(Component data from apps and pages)
:::::
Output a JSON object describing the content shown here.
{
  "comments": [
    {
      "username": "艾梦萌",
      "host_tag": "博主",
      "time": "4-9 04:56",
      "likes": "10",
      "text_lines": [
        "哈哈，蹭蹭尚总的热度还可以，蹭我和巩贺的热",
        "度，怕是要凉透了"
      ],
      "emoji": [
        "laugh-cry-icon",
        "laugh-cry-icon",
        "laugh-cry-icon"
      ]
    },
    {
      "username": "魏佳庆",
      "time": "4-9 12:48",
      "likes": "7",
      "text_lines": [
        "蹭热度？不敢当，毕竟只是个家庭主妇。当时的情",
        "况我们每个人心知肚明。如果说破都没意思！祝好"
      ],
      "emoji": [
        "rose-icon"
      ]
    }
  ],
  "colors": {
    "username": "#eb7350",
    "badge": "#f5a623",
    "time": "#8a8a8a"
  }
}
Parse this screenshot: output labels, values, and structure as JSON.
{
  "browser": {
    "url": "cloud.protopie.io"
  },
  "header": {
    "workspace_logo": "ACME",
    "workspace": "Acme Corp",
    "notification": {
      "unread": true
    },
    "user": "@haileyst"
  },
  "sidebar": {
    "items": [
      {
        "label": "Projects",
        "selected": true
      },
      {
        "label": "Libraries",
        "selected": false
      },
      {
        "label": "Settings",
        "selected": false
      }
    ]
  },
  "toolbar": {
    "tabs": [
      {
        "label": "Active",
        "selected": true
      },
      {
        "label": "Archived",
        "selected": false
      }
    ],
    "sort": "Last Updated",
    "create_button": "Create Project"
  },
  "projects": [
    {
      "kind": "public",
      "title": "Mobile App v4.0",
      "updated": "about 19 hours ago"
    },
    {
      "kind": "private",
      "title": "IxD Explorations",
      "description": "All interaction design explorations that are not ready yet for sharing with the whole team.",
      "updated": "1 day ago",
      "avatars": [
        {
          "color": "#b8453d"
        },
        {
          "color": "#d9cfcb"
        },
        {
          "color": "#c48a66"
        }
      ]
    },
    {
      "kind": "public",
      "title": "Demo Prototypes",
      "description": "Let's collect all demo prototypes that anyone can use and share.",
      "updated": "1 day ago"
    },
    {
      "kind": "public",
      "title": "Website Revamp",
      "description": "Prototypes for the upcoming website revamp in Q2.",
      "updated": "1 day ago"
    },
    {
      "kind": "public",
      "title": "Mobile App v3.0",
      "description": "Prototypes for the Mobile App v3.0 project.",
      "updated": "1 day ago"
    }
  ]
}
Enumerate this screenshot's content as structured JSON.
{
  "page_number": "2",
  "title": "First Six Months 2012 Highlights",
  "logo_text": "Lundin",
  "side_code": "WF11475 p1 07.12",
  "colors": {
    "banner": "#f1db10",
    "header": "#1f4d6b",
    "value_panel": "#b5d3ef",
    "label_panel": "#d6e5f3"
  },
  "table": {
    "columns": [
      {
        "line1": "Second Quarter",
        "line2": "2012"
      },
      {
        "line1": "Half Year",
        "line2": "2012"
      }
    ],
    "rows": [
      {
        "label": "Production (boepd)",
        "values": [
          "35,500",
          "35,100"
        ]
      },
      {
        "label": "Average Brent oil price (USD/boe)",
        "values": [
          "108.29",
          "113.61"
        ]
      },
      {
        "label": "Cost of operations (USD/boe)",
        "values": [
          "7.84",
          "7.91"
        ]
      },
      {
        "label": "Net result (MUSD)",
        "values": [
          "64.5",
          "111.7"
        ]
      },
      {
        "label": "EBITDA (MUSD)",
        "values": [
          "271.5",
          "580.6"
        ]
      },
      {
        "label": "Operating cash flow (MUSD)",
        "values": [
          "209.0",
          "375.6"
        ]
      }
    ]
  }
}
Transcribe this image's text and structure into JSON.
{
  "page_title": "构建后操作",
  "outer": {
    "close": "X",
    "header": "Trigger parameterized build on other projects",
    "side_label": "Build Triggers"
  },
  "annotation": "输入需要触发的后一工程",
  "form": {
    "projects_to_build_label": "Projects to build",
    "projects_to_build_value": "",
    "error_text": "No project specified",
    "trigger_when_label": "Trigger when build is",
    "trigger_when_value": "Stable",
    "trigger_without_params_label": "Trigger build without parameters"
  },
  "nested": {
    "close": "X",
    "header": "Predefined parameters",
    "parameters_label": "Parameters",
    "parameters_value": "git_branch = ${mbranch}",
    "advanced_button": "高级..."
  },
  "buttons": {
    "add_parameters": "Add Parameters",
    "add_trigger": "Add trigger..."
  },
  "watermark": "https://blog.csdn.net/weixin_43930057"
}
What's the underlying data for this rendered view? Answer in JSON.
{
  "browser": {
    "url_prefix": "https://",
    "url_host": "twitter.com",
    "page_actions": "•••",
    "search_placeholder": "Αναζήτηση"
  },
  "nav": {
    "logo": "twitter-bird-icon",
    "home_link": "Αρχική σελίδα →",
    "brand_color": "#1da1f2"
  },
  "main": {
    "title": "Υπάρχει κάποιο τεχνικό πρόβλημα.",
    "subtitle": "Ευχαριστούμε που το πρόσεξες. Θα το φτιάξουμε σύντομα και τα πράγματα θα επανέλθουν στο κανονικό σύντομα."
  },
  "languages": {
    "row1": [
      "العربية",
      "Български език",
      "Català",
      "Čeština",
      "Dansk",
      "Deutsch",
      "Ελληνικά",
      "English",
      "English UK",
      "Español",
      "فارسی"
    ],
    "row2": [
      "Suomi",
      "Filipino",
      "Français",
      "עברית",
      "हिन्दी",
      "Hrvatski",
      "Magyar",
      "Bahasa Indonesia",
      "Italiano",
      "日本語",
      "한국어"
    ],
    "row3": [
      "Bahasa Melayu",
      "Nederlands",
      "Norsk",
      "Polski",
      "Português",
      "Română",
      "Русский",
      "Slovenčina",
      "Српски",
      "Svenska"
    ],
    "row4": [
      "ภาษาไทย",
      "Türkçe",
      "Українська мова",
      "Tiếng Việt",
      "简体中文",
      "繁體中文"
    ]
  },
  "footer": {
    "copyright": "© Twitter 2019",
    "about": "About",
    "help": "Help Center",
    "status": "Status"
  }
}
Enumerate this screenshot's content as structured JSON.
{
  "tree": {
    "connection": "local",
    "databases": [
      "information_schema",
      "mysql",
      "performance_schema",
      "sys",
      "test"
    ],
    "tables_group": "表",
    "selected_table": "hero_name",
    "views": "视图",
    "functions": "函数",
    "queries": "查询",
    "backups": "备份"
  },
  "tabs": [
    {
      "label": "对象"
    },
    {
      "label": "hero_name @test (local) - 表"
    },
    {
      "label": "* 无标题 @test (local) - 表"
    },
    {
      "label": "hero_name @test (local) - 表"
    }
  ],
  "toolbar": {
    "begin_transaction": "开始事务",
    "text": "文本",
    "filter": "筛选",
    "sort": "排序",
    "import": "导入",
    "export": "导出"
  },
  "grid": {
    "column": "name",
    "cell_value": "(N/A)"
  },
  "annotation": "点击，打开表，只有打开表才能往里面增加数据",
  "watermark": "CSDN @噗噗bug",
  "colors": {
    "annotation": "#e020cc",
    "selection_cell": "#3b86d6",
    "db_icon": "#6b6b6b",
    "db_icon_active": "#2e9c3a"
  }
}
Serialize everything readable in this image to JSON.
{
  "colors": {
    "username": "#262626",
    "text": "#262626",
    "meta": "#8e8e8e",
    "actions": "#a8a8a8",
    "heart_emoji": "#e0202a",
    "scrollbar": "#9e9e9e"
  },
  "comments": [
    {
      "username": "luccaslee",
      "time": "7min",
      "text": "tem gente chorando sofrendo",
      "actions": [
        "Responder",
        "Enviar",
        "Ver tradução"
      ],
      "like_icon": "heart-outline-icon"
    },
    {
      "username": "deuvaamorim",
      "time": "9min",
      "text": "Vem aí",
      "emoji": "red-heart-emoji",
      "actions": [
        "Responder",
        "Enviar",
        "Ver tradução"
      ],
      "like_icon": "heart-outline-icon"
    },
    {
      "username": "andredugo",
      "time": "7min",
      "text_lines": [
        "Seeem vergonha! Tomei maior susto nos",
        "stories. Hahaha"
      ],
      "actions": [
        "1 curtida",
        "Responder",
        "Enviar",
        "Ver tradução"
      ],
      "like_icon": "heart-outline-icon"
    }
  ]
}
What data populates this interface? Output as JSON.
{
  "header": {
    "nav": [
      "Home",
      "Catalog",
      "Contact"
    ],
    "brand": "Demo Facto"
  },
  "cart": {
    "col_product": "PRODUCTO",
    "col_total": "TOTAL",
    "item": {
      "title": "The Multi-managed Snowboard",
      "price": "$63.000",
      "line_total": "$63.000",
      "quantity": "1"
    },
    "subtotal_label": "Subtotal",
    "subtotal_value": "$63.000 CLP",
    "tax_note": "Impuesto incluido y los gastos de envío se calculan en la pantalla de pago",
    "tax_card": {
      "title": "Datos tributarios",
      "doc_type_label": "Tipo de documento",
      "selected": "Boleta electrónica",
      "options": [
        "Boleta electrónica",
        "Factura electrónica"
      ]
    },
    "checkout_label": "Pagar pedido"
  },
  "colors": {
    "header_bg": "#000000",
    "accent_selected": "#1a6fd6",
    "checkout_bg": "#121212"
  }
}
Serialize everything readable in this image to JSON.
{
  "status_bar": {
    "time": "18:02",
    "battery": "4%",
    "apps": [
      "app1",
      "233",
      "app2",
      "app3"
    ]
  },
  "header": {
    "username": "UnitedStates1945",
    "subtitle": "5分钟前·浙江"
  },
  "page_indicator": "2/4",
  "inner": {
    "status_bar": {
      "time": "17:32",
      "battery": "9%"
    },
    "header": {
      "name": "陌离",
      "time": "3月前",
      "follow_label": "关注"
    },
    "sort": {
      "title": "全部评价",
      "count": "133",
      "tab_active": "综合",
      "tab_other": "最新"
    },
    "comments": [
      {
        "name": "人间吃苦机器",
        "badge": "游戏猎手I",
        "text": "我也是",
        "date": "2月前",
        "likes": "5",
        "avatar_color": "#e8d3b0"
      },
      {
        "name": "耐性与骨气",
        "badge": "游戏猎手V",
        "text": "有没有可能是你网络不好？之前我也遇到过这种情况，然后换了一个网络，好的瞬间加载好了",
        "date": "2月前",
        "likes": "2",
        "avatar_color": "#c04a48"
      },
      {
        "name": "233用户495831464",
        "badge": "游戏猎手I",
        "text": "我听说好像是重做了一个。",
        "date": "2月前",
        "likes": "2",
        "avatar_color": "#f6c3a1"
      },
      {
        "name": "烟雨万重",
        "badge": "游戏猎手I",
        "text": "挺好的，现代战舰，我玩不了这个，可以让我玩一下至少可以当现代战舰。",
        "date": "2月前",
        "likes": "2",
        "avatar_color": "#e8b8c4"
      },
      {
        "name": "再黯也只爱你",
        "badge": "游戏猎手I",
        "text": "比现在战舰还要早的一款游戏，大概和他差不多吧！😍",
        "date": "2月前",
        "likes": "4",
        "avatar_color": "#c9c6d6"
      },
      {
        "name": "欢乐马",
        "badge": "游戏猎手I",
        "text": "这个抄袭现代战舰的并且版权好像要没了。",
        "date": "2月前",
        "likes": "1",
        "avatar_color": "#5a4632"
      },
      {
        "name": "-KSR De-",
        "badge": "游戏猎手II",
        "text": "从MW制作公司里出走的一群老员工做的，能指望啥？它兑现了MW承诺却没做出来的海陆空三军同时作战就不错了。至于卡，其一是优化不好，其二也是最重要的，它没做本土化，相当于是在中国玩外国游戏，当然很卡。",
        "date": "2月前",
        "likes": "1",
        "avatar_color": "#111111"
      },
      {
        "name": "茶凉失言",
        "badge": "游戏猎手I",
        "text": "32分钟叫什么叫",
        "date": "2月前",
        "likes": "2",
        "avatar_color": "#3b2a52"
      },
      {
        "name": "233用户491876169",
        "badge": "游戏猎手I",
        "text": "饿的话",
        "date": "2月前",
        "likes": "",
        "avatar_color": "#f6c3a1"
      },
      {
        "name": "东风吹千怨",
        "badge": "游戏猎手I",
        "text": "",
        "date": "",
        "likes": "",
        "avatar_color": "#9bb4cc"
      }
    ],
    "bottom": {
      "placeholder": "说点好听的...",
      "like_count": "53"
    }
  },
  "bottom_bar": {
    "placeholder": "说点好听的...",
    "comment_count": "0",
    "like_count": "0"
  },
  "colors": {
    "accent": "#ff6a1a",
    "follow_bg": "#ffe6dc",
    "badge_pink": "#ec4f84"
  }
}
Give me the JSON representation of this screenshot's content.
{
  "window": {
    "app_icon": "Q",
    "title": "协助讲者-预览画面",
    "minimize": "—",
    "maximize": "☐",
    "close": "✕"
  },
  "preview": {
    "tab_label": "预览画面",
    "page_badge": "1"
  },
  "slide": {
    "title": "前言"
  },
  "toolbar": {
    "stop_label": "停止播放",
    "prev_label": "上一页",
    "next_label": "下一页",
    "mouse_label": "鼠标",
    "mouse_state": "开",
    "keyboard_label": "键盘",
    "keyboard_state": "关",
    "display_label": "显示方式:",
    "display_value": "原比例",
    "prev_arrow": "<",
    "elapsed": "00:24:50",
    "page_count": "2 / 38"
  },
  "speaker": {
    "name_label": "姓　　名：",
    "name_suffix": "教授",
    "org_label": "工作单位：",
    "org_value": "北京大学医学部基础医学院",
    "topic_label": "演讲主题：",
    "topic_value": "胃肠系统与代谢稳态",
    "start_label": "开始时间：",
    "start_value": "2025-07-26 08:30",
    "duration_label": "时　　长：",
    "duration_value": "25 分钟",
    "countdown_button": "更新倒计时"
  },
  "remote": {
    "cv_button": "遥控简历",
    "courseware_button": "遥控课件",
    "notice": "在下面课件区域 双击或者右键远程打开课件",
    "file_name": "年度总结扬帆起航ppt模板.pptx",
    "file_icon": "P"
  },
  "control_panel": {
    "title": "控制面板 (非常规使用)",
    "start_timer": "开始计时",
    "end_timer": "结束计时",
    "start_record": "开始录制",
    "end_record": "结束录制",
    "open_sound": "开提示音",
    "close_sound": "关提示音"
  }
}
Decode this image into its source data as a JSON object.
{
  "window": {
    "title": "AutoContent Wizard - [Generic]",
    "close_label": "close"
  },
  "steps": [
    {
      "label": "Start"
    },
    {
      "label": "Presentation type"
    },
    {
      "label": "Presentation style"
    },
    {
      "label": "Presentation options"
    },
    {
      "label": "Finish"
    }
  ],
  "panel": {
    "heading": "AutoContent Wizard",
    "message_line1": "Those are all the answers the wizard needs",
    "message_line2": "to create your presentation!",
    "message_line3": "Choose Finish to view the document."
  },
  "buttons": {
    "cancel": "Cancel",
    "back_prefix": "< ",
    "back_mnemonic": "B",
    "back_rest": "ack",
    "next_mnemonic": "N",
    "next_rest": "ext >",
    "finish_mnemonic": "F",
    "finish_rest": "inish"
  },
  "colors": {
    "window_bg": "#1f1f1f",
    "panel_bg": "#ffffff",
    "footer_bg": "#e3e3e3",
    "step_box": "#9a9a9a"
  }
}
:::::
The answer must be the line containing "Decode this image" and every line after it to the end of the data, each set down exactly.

TASK ANSWER:
Decode this image into its source data as a JSON object.
{
  "window": {
    "title": "AutoContent Wizard - [Generic]",
    "close_label": "close"
  },
  "steps": [
    {
      "label": "Start"
    },
    {
      "label": "Presentation type"
    },
    {
      "label": "Presentation style"
    },
    {
      "label": "Presentation options"
    },
    {
      "label": "Finish"
    }
  ],
  "panel": {
    "heading": "AutoContent Wizard",
    "message_line1": "Those are all the answers the wizard needs",
    "message_line2": "to create your presentation!",
    "message_line3": "Choose Finish to view the document."
  },
  "buttons": {
    "cancel": "Cancel",
    "back_prefix": "< ",
    "back_mnemonic": "B",
    "back_rest": "ack",
    "next_mnemonic": "N",
    "next_rest": "ext >",
    "finish_mnemonic": "F",
    "finish_rest": "inish"
  },
  "colors": {
    "window_bg": "#1f1f1f",
    "panel_bg": "#ffffff",
    "footer_bg": "#e3e3e3",
    "step_box": "#9a9a9a"
  }
}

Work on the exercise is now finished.